TASK TO CARRY OUT:
Only the lines from the one containing "What data populates" to the end of the data below belong in the answer, each repeated exactly; no pictures.

App and web page records

----

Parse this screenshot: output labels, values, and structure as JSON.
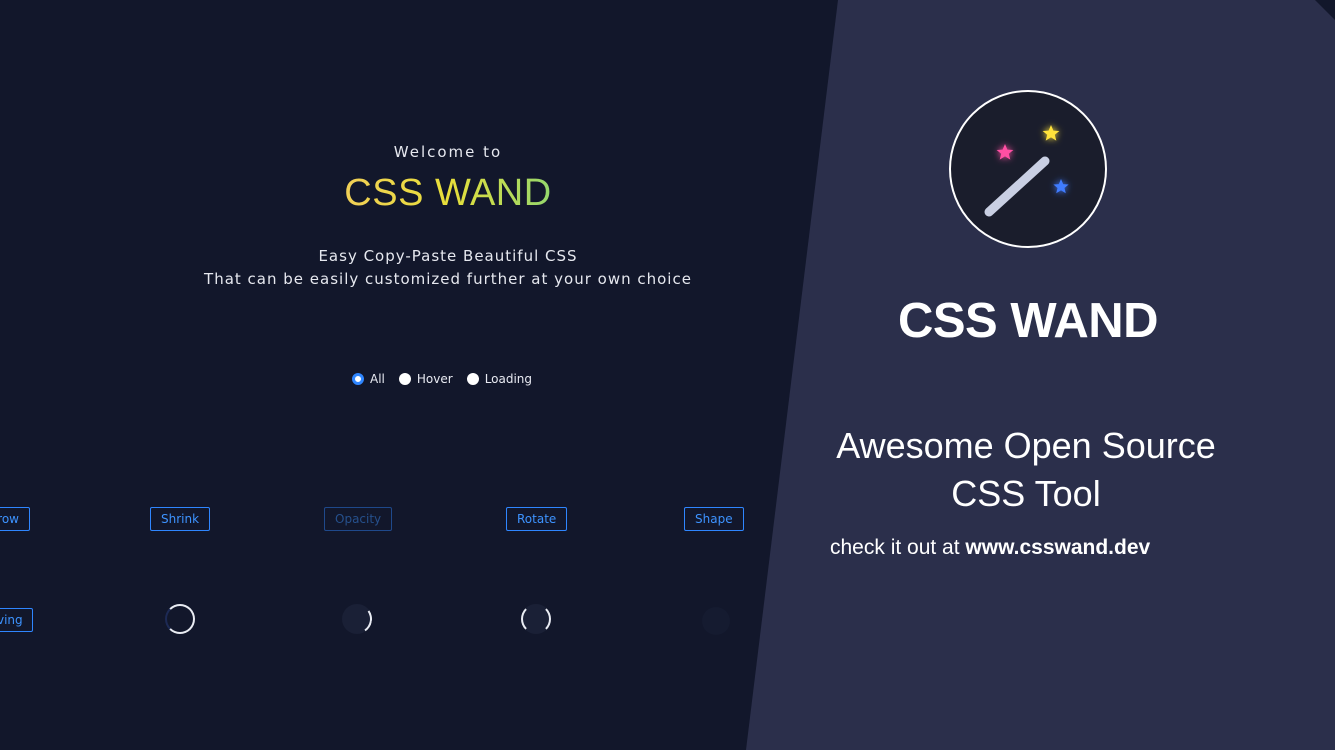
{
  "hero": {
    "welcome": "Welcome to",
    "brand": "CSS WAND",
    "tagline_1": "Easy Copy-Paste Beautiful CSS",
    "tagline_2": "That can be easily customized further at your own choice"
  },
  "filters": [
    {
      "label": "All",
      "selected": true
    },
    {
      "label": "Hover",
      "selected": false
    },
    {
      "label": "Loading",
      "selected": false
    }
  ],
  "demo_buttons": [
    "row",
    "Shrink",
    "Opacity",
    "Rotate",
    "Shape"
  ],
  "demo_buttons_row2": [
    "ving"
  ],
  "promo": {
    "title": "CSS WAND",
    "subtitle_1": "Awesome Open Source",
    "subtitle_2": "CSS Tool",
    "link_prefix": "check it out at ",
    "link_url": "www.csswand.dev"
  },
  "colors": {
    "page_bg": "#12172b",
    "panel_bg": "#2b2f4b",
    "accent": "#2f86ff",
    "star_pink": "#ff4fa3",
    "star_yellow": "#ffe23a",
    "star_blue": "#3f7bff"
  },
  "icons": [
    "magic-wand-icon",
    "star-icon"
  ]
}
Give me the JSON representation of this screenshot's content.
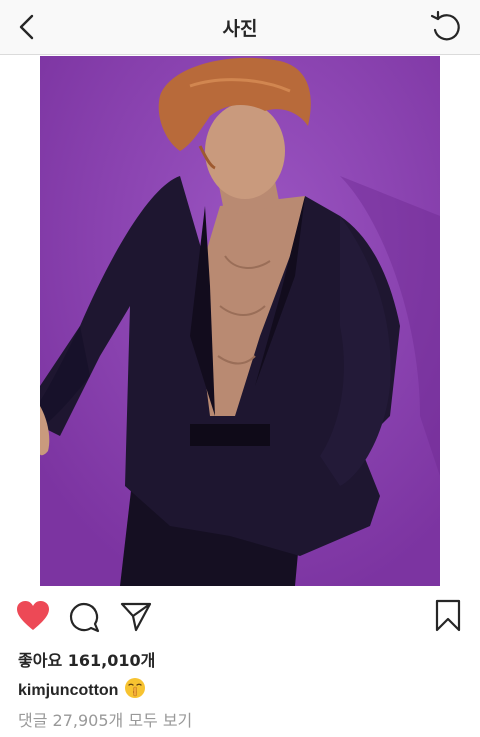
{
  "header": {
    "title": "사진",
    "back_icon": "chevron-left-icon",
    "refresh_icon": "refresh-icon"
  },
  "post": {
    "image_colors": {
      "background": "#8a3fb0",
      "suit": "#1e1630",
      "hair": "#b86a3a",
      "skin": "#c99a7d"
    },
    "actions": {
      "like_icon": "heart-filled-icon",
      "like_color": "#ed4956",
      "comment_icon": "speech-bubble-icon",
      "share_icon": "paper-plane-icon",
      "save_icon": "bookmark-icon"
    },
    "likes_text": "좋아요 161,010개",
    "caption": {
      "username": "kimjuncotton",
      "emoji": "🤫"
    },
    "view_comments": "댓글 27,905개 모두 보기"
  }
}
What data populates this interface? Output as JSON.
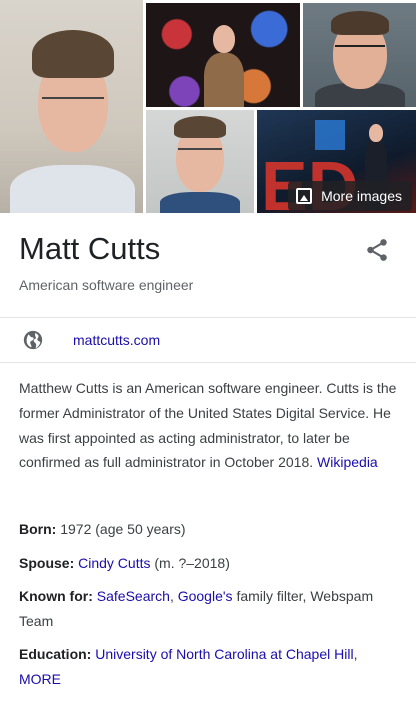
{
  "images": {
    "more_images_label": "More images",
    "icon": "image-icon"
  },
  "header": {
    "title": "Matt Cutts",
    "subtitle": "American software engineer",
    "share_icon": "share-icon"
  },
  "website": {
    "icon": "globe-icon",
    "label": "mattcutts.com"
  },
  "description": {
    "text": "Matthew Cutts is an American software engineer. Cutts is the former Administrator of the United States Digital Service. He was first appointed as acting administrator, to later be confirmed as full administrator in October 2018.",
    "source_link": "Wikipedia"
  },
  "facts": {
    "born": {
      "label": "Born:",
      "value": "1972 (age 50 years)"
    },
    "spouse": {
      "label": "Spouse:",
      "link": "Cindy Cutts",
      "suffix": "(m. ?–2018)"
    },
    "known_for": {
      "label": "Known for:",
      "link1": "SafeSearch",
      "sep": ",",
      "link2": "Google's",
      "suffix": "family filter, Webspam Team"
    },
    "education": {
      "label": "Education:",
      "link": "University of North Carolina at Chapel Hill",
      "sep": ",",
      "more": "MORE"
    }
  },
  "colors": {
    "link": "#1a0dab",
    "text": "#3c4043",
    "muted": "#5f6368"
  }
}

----

WRITTEN SOLUTION:
What data populates this interface? Output as JSON.
{
  "images": {
    "more_images_label": "More images",
    "icon": "image-icon"
  },
  "header": {
    "title": "Matt Cutts",
    "subtitle": "American software engineer",
    "share_icon": "share-icon"
  },
  "website": {
    "icon": "globe-icon",
    "label": "mattcutts.com"
  },
  "description": {
    "text": "Matthew Cutts is an American software engineer. Cutts is the former Administrator of the United States Digital Service. He was first appointed as acting administrator, to later be confirmed as full administrator in October 2018.",
    "source_link": "Wikipedia"
  },
  "facts": {
    "born": {
      "label": "Born:",
      "value": "1972 (age 50 years)"
    },
    "spouse": {
      "label": "Spouse:",
      "link": "Cindy Cutts",
      "suffix": "(m. ?–2018)"
    },
    "known_for": {
      "label": "Known for:",
      "link1": "SafeSearch",
      "sep": ",",
      "link2": "Google's",
      "suffix": "family filter, Webspam Team"
    },
    "education": {
      "label": "Education:",
      "link": "University of North Carolina at Chapel Hill",
      "sep": ",",
      "more": "MORE"
    }
  },
  "colors": {
    "link": "#1a0dab",
    "text": "#3c4043",
    "muted": "#5f6368"
  }
}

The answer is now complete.